Second, even if the roads weren’t completely clear, it is still possible to get around, as long as you’re careful and keep a few things in mind. Here are some tips from the kings of road safety, the American Automobile Association (AAA):


  • Accelerate and decelerate slowly. Applying the gas slowly to accelerate is the best method for regaining traction and avoiding skids. Don’t try to get moving in a hurry. And take time to slow down for a stoplight. Remember: It takes longer to slow down on icy roads.
  • Drive slowly. Everything takes longer on snow-covered roads. Accelerating, stopping, turning – nothing happens as quickly as on dry pavement. Give yourself time to maneuver by driving slowly.
  • The normal dry pavement following distance of three to four seconds should be increased to eight to ten seconds. This increased margin of safety will provide the longer distance needed if you have to stop.
  • Know your brakes. Whether you have antilock brakes or not, the best way to stop is threshold breaking. Keep the heel of your foot on the floor and use the ball of your foot to apply firm, steady pressure on the brake pedal.
  • Don’t stop if you can avoid it. There’s a big difference in the amount of inertia it takes to start moving from a full stop versus how much it takes to get moving while still rolling. If you can slow down enough to keep rolling until a traffic light changes, do it.
  • Don’t power up hills. Applying extra gas on snow-covered roads just starts your wheels spinning. Try to get a little inertia going before you reach the hill and let that inertia carry you to the top. As you reach the crest of the hill, reduce your speed and proceed downhill as slowly as possible.
  • Don’t stop going up a hill. There’s nothing worse than trying to get moving up a hill on an icy road. Get some inertia going on a flat roadway before you take on the hill.

Something else to keep in mind is that no matter what kind of car you drive, you still need to take it easy. I have all-wheel drive on my car, which makes me feel much safer driving in the snow, but I’m still cautious when the roads are icy or snow-covered. And just because you have a four-wheel drive vehicle with super-traction tires doesn’t mean the guy next to or behind you does.

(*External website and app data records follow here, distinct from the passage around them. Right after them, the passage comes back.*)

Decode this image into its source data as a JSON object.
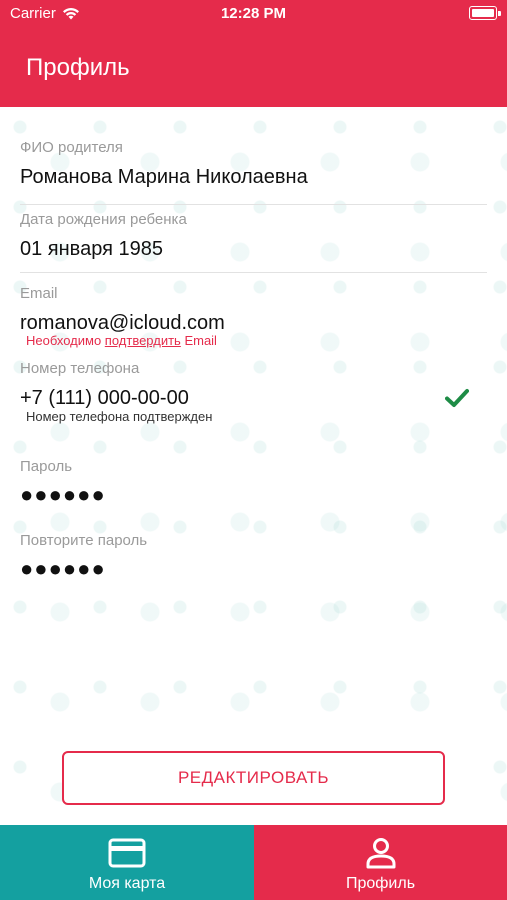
{
  "status": {
    "carrier": "Carrier",
    "time": "12:28 PM"
  },
  "header": {
    "title": "Профиль"
  },
  "fields": {
    "parent_name": {
      "label": "ФИО родителя",
      "value": "Романова Марина Николаевна"
    },
    "child_birthdate": {
      "label": "Дата рождения ребенка",
      "value": "01 января 1985"
    },
    "email": {
      "label": "Email",
      "value": "romanova@icloud.com",
      "note_prefix": "Необходимо ",
      "note_link": "подтвердить",
      "note_suffix": " Email"
    },
    "phone": {
      "label": "Номер телефона",
      "value": "+7 (111) 000-00-00",
      "note": "Номер телефона подтвержден",
      "verified_icon": "checkmark-icon"
    },
    "password": {
      "label": "Пароль",
      "value": "●●●●●●"
    },
    "password_repeat": {
      "label": "Повторите пароль",
      "value": "●●●●●●"
    }
  },
  "actions": {
    "edit_label": "РЕДАКТИРОВАТЬ"
  },
  "tabbar": {
    "items": [
      {
        "label": "Моя карта",
        "icon": "card-icon"
      },
      {
        "label": "Профиль",
        "icon": "person-icon"
      }
    ]
  },
  "colors": {
    "accent": "#e52b4b",
    "teal": "#14a0a0",
    "success": "#1e8c46"
  }
}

It looks like we might be in for a long winter, so buckle up, be careful, take your time, and stop buying all the milk!